As I have already said in previous reviews, birch bark, naturally filled with essential oil, is waterproof and almost neutral towards shrinking from humidity changes. It’s texture provides a very firm grip whatever hands are tired, bloody or moist and gives always a warm feeling. The handle has a quite marked teardrop cross section.

The sheath was hand stitched from 2 mm thick cowhide and the leather of the mouth is folded inside so to increase the friction retention.It has a two sided birch protective liner, which was carved with this same puukko and a chisel.
The belt loop is attached with a triangular D-ring allowing great steadiness during walking but also leaving to the sheath the possibility to be easily moved away when needed. The only ready made part of this puukko is the brass button that closes the belt loop.

In Use

As stated the puukko alone weights 140 g, just a hair less than the Fällkiven F1. That’s not really light for a puukko, nevertheless, it’s still light enough on the belt and in the hand.

Keeping up the usual bird carving, this time I’ll do an arctic loon which, together with the red-throated loon, regularly nests around Lake Inari.
Now, I saw another piece from our four years seasoned oak and draw the bird shape. I then shave the upper side of the block and cut wood chips so to get nearer and rough out the back of the loon, I rough hew the throat too, then I carve the head and the neck. I finish by refining the throat.
Generally the loon was slightly trickier to carve than the goldeneye, especially due to the very small surface I could grip on to hold the work piece during the head carving.


No comfort problems were detectable all throughout the two and a half hours this work took me. The handle teardrop section, compared to the more hand filling oval one, gives to the knife increased agility and fluidity of control, while still leaving good substance to the handle.

The blade always kept a uniform bite “style” and a good agility in the tiny spaces of the loon back/neck junction, despite its width and almost absent taper. Due to its microbevel, just a hair bigger than the Malinen Koivumäki’s one, I noticed a bite just a little less deep, compensated by a slightly higher control over the wood quantity to be cut. This is actually noticeable if you have both puukko to compare.

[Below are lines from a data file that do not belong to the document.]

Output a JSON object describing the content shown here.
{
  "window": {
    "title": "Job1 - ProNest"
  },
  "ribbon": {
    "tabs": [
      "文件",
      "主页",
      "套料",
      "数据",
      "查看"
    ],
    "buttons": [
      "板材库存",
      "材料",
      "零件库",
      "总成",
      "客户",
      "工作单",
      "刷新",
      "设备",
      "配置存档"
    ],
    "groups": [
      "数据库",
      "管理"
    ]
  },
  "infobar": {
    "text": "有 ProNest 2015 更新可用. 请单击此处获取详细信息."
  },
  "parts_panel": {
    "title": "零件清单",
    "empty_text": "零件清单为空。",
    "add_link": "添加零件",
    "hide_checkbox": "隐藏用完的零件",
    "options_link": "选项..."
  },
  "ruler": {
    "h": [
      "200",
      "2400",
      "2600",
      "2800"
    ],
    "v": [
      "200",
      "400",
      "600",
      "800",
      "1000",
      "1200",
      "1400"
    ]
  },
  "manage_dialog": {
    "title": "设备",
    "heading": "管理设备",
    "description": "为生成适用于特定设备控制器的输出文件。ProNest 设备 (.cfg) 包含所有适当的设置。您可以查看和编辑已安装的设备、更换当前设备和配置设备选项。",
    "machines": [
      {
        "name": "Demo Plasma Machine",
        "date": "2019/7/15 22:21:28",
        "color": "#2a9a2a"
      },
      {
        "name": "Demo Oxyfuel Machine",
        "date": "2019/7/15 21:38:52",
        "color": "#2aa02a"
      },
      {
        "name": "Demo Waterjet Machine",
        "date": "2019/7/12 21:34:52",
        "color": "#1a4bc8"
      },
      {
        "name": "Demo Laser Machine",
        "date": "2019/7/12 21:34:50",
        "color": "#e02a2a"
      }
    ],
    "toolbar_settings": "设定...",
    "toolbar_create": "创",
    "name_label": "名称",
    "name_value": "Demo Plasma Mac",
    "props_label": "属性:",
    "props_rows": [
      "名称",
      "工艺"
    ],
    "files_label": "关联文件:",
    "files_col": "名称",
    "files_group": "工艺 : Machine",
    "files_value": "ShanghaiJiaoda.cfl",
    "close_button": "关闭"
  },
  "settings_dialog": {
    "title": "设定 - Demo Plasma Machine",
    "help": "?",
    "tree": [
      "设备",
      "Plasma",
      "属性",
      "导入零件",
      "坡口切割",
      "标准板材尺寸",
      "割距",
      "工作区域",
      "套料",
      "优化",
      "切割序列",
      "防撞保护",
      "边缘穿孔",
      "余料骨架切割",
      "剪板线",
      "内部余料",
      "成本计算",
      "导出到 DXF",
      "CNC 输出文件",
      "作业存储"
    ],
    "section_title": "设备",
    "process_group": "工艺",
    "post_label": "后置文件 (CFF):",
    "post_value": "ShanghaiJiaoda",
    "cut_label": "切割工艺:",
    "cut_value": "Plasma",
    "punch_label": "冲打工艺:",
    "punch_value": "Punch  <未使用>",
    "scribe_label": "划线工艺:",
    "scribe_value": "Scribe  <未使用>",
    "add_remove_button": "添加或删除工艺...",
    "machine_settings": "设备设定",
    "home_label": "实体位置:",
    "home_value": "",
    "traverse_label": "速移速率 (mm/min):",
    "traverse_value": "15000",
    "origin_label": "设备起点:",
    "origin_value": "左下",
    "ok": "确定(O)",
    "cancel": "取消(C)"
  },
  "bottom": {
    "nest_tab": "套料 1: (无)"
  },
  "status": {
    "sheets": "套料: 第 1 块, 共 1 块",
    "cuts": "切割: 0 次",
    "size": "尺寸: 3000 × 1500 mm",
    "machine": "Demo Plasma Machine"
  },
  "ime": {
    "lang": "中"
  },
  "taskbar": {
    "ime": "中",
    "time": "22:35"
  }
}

At the end of all the edge was absolutely perfect and still shaved hair with just a little pressure.